Radicals were welcomed in Strasbourg, but were later driven away
Since the peasants’ revolt had failed in 1525, radical evangelical groups began to develop and the town became a centre for Anabaptists, who were initially tolerated by Bucer and Capiton, but only until 1532. From 1534 onwards, a more repressive policy drove away members of this movement, which had been very popular amongst craftsmen and had taken root mostly in the rural Munster valley.
Churches governed by the princes and magistrates
In spite of the imperial Interim in 1548 demanding a return to catholic tradition throughout the empire, Alsace managed to maintain most of its evangelical privileges ; in the second part of the 16th century, the Treaty of Augsburg (1555) confirmed Episcopal rights granted to the princes and town magistrates. The latter were responsible for the spiritual and temporal well-being of the region’s subjects, for the naming of pastors, visits and special ecclesial legislation ; they also had the right to impose their faith.

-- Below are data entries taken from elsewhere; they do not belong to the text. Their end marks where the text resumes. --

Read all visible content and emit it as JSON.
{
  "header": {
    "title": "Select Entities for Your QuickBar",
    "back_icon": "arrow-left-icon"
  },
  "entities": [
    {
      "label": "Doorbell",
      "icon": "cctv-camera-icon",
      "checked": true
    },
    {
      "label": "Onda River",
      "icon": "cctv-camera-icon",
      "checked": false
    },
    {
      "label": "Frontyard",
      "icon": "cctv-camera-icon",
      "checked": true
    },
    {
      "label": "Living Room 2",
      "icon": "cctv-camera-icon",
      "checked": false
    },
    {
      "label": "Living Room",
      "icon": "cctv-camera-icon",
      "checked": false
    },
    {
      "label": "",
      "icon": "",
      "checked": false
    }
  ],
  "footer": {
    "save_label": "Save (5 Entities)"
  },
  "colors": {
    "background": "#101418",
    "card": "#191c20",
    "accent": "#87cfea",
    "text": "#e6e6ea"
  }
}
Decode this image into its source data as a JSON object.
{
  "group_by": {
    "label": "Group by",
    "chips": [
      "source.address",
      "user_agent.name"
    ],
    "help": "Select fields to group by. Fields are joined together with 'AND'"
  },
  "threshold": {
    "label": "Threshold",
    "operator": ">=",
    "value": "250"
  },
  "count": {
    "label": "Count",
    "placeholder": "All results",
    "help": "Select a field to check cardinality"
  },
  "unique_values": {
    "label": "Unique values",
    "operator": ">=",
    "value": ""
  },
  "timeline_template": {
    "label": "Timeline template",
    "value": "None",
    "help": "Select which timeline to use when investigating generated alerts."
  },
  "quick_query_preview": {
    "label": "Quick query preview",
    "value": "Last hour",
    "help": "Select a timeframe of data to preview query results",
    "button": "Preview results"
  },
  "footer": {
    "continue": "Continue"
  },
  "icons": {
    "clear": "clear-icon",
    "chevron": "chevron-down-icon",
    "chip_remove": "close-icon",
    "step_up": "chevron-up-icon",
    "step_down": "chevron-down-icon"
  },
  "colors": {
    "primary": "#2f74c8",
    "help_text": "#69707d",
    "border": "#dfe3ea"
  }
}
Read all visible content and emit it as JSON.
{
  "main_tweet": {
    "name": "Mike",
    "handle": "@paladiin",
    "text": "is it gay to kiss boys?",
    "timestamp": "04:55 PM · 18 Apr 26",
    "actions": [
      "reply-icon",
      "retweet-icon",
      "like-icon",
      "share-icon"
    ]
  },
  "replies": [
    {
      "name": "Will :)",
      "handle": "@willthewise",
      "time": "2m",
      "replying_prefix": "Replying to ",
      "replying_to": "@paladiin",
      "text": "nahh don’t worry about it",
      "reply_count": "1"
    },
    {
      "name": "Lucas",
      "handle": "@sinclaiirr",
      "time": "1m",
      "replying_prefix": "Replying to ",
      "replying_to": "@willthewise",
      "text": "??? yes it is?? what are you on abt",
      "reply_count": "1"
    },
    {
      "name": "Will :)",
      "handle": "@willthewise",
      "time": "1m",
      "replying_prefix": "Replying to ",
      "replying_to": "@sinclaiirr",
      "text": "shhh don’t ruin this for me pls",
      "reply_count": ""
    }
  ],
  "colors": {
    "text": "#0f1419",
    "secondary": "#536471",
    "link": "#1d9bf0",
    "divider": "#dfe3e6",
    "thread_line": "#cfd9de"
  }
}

At the end of the 16th century, under the guidance of Jean Marbach, Alsace adopted relatively orthodox Lutheran ideas – contained in the Formulas of Concord in 1577.
- Jean Calvin (1509-1564)
- Ulrich Zwingli (1484-1531)
- Martin Bucer (1491-1551)
- The radical Reformation in 16th century
- The Anglican Reformation in 16th century